The lottery is a popular way to raise funds for many different projects. It is a type of gambling in which a fixed amount of money is awarded to winners by random selection. The prize money is usually a percentage of the total amount of tickets sold, with the remainder being used for expenses. The term is derived from the Dutch word lot, which means “fate” or “chance.” This word is believed to be a calque on Middle Dutch lot, meaning “action of drawing lots” (thus the definition in the Oxford English Dictionary).
The first European lotteries were held during the Roman Empire as an amusement at dinner parties. The guests would each receive a ticket and at the end of the evening prizes were drawn. These prizes were often fancy dinnerware, and the chance of winning something was proportional to the number of tickets purchased.
Buying more tickets improves your chances of winning, but it can also get expensive. A good alternative is joining a lottery pool, which lets you buy more entries without having to shell out more money. Just be sure to read the fine print, as there are some lottery pools that require a percentage of all winnings or impose a minimum payout.
In the early days of the American Revolution, state legislatures began to use the lottery as a way to raise revenue for various public works projects. It was a convenient method of funding, as it avoided the need to levy taxes, which were unpopular with the populace at the time. The Continental Congress also used lotteries to fund the Revolutionary Army.
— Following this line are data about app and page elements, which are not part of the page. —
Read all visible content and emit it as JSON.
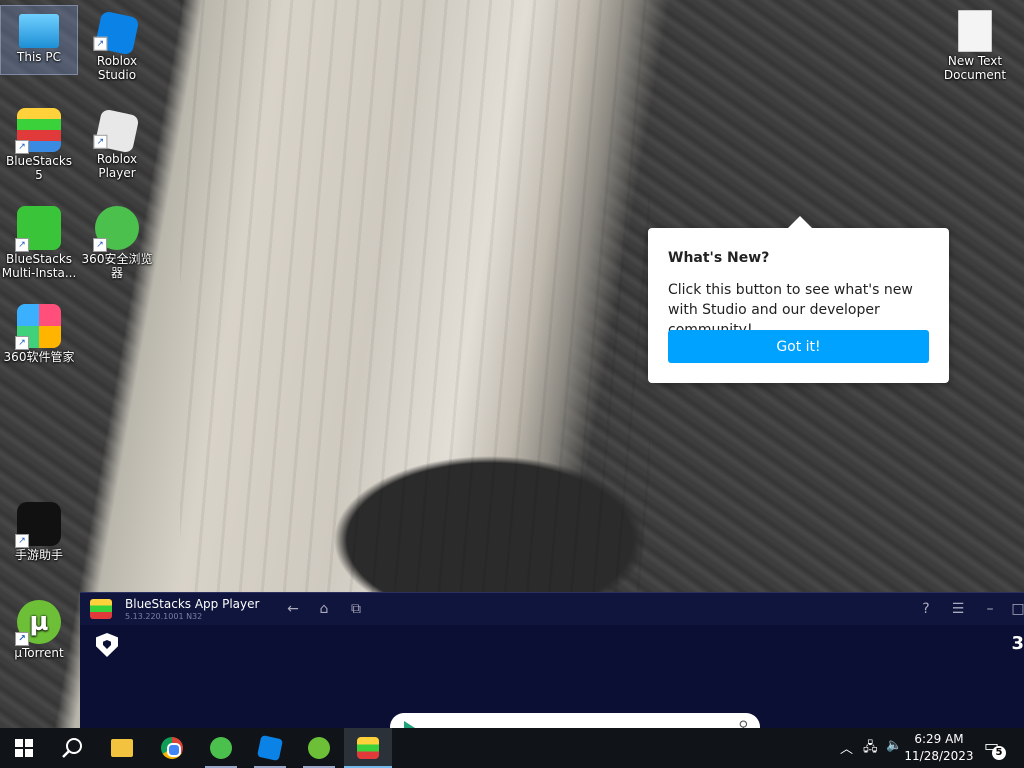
{
  "desktop": {
    "icons": [
      {
        "label": "This PC"
      },
      {
        "label": "Roblox Studio"
      },
      {
        "label": "BlueStacks 5"
      },
      {
        "label": "Roblox Player"
      },
      {
        "label": "BlueStacks Multi-Insta..."
      },
      {
        "label": "360安全浏览器"
      },
      {
        "label": "360软件管家"
      },
      {
        "label": "手游助手"
      },
      {
        "label": "µTorrent"
      },
      {
        "label": "New Text Document"
      }
    ]
  },
  "popup": {
    "title": "What's New?",
    "body": "Click this button to see what's new with Studio and our developer community!",
    "button": "Got it!"
  },
  "bluestacks": {
    "title": "BlueStacks App Player",
    "version": "5.13.220.1001 N32",
    "edge_number": "3"
  },
  "taskbar": {
    "time": "6:29 AM",
    "date": "11/28/2023",
    "notification_count": "5"
  }
}
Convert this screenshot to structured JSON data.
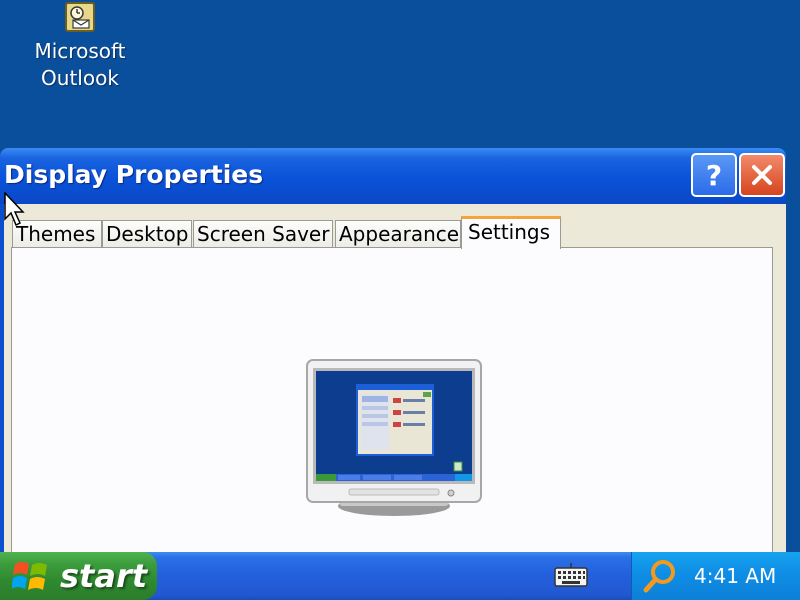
{
  "desktop": {
    "icons": [
      {
        "label_line1": "Microsoft",
        "label_line2": "Outlook",
        "icon": "outlook-icon"
      }
    ]
  },
  "window": {
    "title": "Display Properties",
    "help_button": "?",
    "close_button_icon": "close-icon",
    "tabs": [
      {
        "label": "Themes",
        "active": false
      },
      {
        "label": "Desktop",
        "active": false
      },
      {
        "label": "Screen Saver",
        "active": false
      },
      {
        "label": "Appearance",
        "active": false
      },
      {
        "label": "Settings",
        "active": true
      }
    ],
    "preview_icon": "monitor-preview-icon"
  },
  "taskbar": {
    "start_label": "start",
    "tray_icons": [
      "keyboard-icon",
      "search-icon"
    ],
    "clock": "4:41 AM"
  },
  "colors": {
    "desktop": "#0a4f9c",
    "titlebar": "#0a52d8",
    "close_button": "#d7441f",
    "active_tab_accent": "#f4a43a",
    "start_button": "#3c9c3c"
  }
}
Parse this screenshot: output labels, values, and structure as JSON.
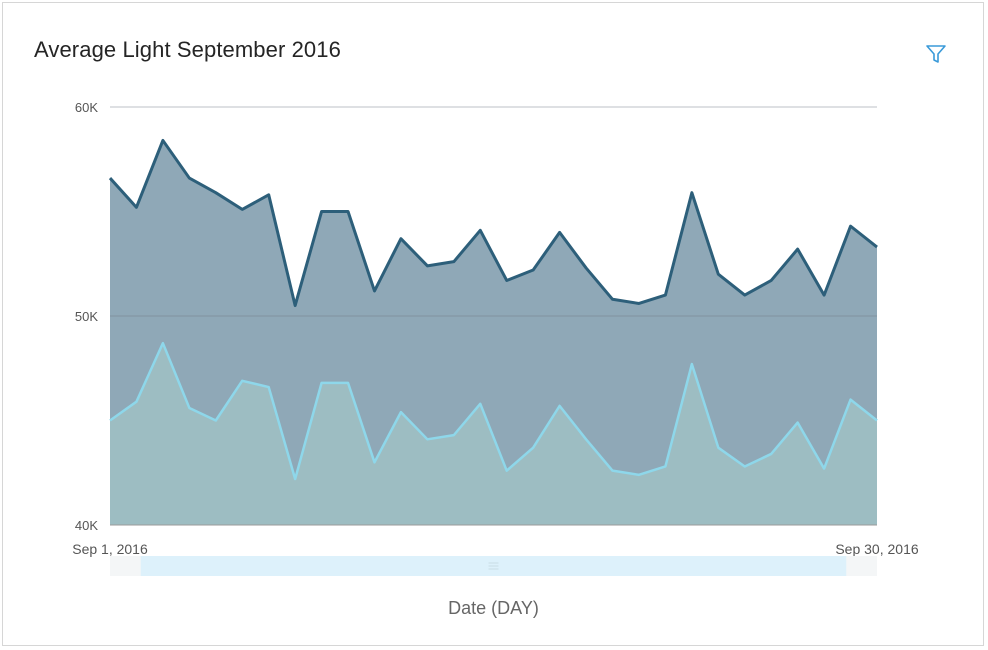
{
  "card": {
    "title": "Average Light September 2016",
    "filter_icon": "filter-icon"
  },
  "chart_data": {
    "type": "area",
    "title": "Average Light September 2016",
    "xlabel": "Date (DAY)",
    "ylabel": "",
    "ylim": [
      40000,
      60000
    ],
    "yticks": [
      40000,
      50000,
      60000
    ],
    "ytick_labels": [
      "40K",
      "50K",
      "60K"
    ],
    "x_tick_labels": [
      "Sep 1, 2016",
      "Sep 30, 2016"
    ],
    "grid": true,
    "stacked": false,
    "x": [
      1,
      2,
      3,
      4,
      5,
      6,
      7,
      8,
      9,
      10,
      11,
      12,
      13,
      14,
      15,
      16,
      17,
      18,
      19,
      20,
      21,
      22,
      23,
      24,
      25,
      26,
      27,
      28,
      29,
      30
    ],
    "series": [
      {
        "color": "#2d5f7a",
        "fill": "#8fa8b7",
        "values": [
          56600,
          55200,
          58400,
          56600,
          55900,
          55100,
          55800,
          50500,
          55000,
          55000,
          51200,
          53700,
          52400,
          52600,
          54100,
          51700,
          52200,
          54000,
          52300,
          50800,
          50600,
          51000,
          55900,
          52000,
          51000,
          51700,
          53200,
          51000,
          54300,
          53300
        ]
      },
      {
        "color": "#8ed7ea",
        "fill": "#9dbdc2",
        "values": [
          45000,
          45900,
          48700,
          45600,
          45000,
          46900,
          46600,
          42200,
          46800,
          46800,
          43000,
          45400,
          44100,
          44300,
          45800,
          42600,
          43700,
          45700,
          44100,
          42600,
          42400,
          42800,
          47700,
          43700,
          42800,
          43400,
          44900,
          42700,
          46000,
          45000
        ]
      }
    ]
  },
  "range_selector": {
    "start_fraction": 0.04,
    "end_fraction": 0.96
  }
}
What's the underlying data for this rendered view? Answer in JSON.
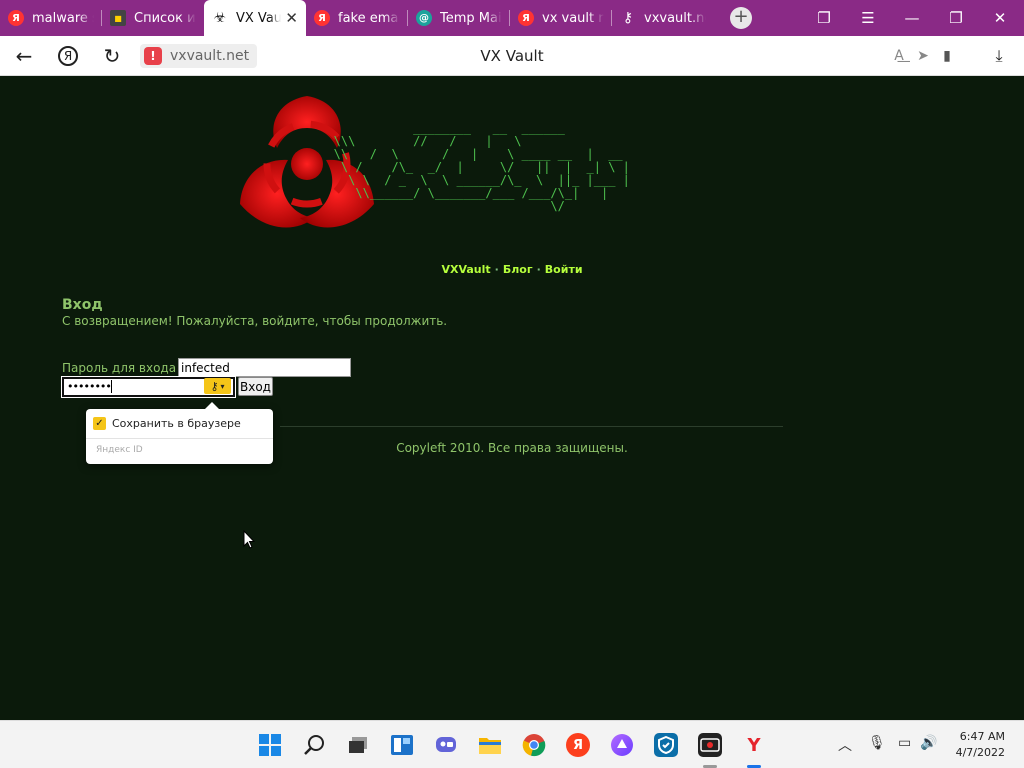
{
  "tabs": [
    {
      "label": "malware s",
      "icon": "yandex-icon",
      "active": false
    },
    {
      "label": "Список и",
      "icon": "archive-site-icon",
      "active": false
    },
    {
      "label": "VX Vault",
      "icon": "biohazard-icon",
      "active": true
    },
    {
      "label": "fake emai",
      "icon": "yandex-icon",
      "active": false
    },
    {
      "label": "Temp Mai",
      "icon": "temp-mail-icon",
      "active": false
    },
    {
      "label": "vx vault ro",
      "icon": "yandex-icon",
      "active": false
    },
    {
      "label": "vxvault.ne",
      "icon": "key-icon",
      "active": false
    }
  ],
  "address": {
    "domain": "vxvault.net",
    "page_title": "VX Vault"
  },
  "site": {
    "ascii_logo": "              ________   __  ______     \n   \\\\\\        //   /    |   \\          \n   \\\\   /  \\      /   |    \\ ____ __  |  __ \n    \\ /    /\\_  _/  |     \\/   ||  |  _| \\ |\n     \\ \\  / _  \\  \\ ______/\\_  \\  ||_ |___ |\n      \\\\______/ \\_______/___ /___/\\_|   |\n                                 \\/     ",
    "nav": {
      "vxvault": "VXVault",
      "blog": "Блог",
      "login": "Войти"
    },
    "login": {
      "heading": "Вход",
      "subtitle": "С возвращением! Пожалуйста, войдите, чтобы продолжить.",
      "password_label": "Пароль для входа",
      "password_value": "infected",
      "masked_password": "••••••••",
      "submit": "Вход"
    },
    "footer": "Copyleft 2010. Все права защищены."
  },
  "password_popup": {
    "save_label": "Сохранить в браузере",
    "brand": "Яндекс ID"
  },
  "clock": {
    "time": "6:47 AM",
    "date": "4/7/2022"
  }
}
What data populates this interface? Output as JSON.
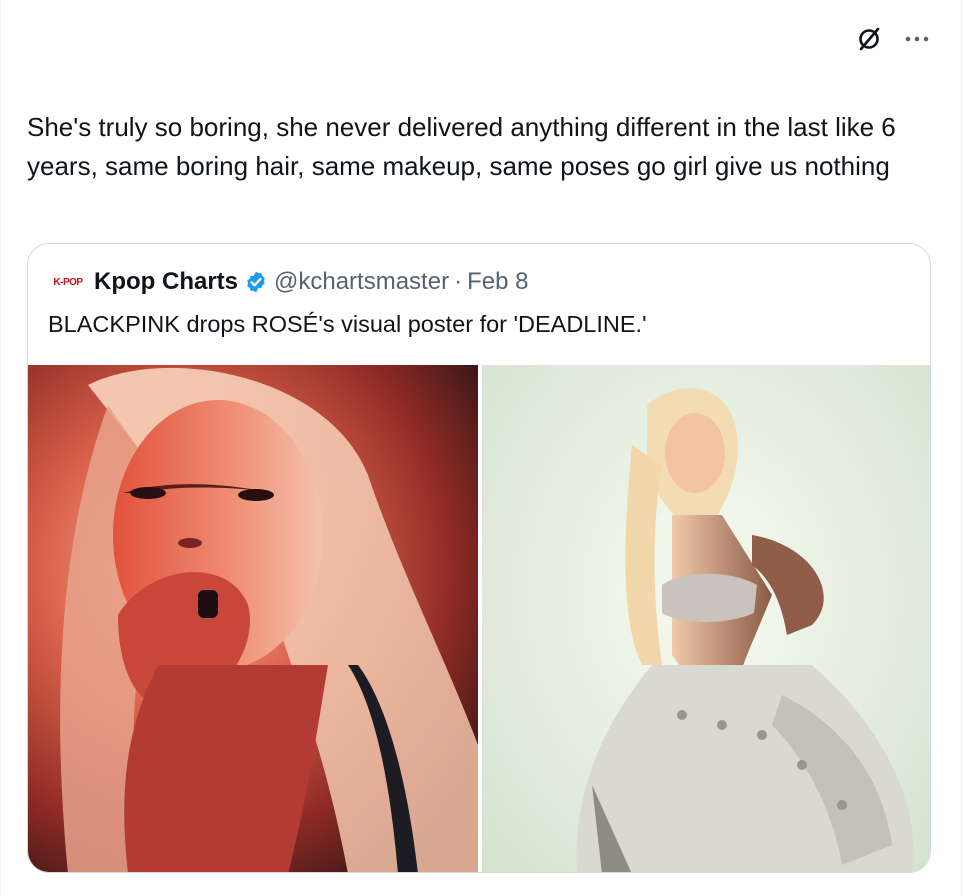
{
  "toolbar": {
    "grok_icon": "grok-icon",
    "more_icon": "more-options-icon"
  },
  "tweet": {
    "text": "She's truly so boring, she never delivered anything different in the last like 6 years, same boring hair, same makeup, same poses go girl give us nothing"
  },
  "quote": {
    "avatar_text": "K-POP",
    "name": "Kpop Charts",
    "verified": true,
    "handle": "@kchartsmaster",
    "separator": "·",
    "date": "Feb 8",
    "text": "BLACKPINK drops ROSÉ's visual poster for 'DEADLINE.'",
    "media": [
      {
        "description": "portrait-red-lighting"
      },
      {
        "description": "full-body-white-outfit"
      }
    ]
  },
  "colors": {
    "text_primary": "#0f1419",
    "text_secondary": "#536471",
    "border": "#cfd9de",
    "verified_blue": "#1d9bf0",
    "avatar_red": "#c0151b"
  }
}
A common belief is that if you want to win the lottery, you should pick the same numbers each time. However, this strategy is not backed by scientific evidence. In fact, studies show that picking the same numbers over and over again does not increase your odds of winning. Instead, try to mix up your choices every time you play.
When choosing numbers, it is important to avoid using birthdays or other personal identifiers. These numbers are more likely to be already in use, and will not give you a better chance of winning. Moreover, if you do choose birthdays or other personal identifiers, make sure that they are not in the same range as other lottery players.
The most important thing to do after winning the lottery is to plan carefully for your future. Set up an emergency fund, and make sure to invest your money wisely. It is also important to stay away from risky investments and avoid impulsive spending. It is also a good idea to learn financial literacy. This will help you avoid making costly mistakes that could cost you your winnings.
Managing money is one of the hardest things to do, especially when you’re new to it. Many people lose most or all of their winnings shortly after gaining them. This is why it’s so important to pay off your debt, plan for the future, and build a strong emergency fund. Fortunately, there are plenty of resources available to guide you along the way.